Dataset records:
++++++++++

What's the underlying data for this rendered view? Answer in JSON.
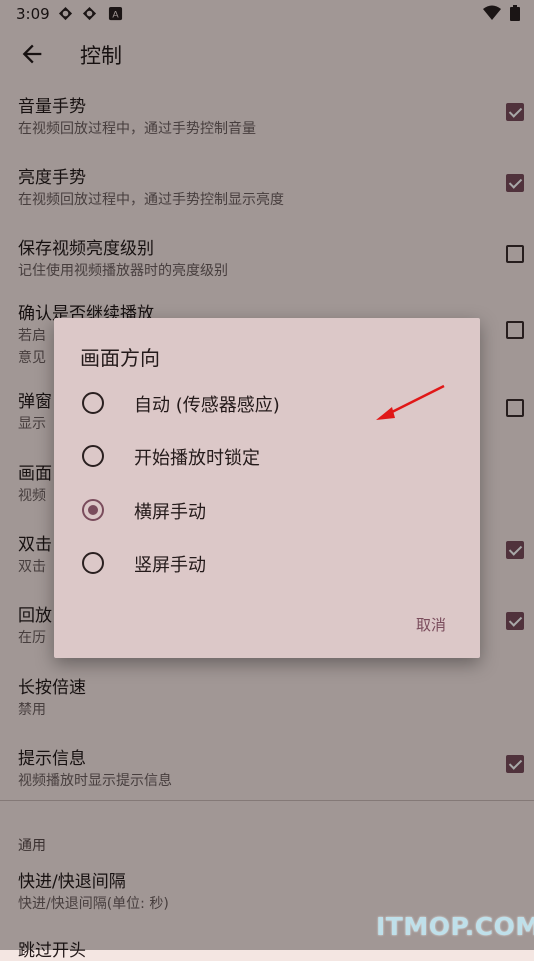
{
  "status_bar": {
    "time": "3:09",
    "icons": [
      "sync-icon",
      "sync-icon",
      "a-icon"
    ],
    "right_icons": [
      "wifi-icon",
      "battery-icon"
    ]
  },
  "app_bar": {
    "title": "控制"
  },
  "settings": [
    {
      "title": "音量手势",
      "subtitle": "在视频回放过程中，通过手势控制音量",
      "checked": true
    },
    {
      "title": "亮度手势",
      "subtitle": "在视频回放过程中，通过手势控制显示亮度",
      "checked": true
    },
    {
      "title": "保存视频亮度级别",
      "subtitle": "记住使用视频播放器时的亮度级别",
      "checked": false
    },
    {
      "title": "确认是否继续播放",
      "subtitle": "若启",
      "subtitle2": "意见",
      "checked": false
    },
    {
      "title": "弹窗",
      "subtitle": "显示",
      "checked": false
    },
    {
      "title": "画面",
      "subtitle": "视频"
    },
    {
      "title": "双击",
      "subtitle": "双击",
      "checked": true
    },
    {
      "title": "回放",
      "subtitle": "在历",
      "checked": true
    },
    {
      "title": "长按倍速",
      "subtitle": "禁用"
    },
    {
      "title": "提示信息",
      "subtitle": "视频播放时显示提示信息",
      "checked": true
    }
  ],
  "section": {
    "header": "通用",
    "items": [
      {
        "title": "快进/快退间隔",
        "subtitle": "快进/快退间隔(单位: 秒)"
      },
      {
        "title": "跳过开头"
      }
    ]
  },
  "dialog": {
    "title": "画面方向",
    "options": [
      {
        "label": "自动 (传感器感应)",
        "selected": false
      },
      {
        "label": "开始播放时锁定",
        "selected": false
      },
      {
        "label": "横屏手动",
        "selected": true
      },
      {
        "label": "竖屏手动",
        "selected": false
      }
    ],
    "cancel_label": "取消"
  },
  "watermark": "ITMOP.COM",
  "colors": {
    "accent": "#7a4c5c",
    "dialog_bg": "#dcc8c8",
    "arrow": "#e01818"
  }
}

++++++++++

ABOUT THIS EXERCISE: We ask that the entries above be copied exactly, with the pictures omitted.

TASK OUTPUT:
What's the underlying data for this rendered view? Answer in JSON.
{
  "status_bar": {
    "time": "3:09",
    "icons": [
      "sync-icon",
      "sync-icon",
      "a-icon"
    ],
    "right_icons": [
      "wifi-icon",
      "battery-icon"
    ]
  },
  "app_bar": {
    "title": "控制"
  },
  "settings": [
    {
      "title": "音量手势",
      "subtitle": "在视频回放过程中，通过手势控制音量",
      "checked": true
    },
    {
      "title": "亮度手势",
      "subtitle": "在视频回放过程中，通过手势控制显示亮度",
      "checked": true
    },
    {
      "title": "保存视频亮度级别",
      "subtitle": "记住使用视频播放器时的亮度级别",
      "checked": false
    },
    {
      "title": "确认是否继续播放",
      "subtitle": "若启",
      "subtitle2": "意见",
      "checked": false
    },
    {
      "title": "弹窗",
      "subtitle": "显示",
      "checked": false
    },
    {
      "title": "画面",
      "subtitle": "视频"
    },
    {
      "title": "双击",
      "subtitle": "双击",
      "checked": true
    },
    {
      "title": "回放",
      "subtitle": "在历",
      "checked": true
    },
    {
      "title": "长按倍速",
      "subtitle": "禁用"
    },
    {
      "title": "提示信息",
      "subtitle": "视频播放时显示提示信息",
      "checked": true
    }
  ],
  "section": {
    "header": "通用",
    "items": [
      {
        "title": "快进/快退间隔",
        "subtitle": "快进/快退间隔(单位: 秒)"
      },
      {
        "title": "跳过开头"
      }
    ]
  },
  "dialog": {
    "title": "画面方向",
    "options": [
      {
        "label": "自动 (传感器感应)",
        "selected": false
      },
      {
        "label": "开始播放时锁定",
        "selected": false
      },
      {
        "label": "横屏手动",
        "selected": true
      },
      {
        "label": "竖屏手动",
        "selected": false
      }
    ],
    "cancel_label": "取消"
  },
  "watermark": "ITMOP.COM",
  "colors": {
    "accent": "#7a4c5c",
    "dialog_bg": "#dcc8c8",
    "arrow": "#e01818"
  }
}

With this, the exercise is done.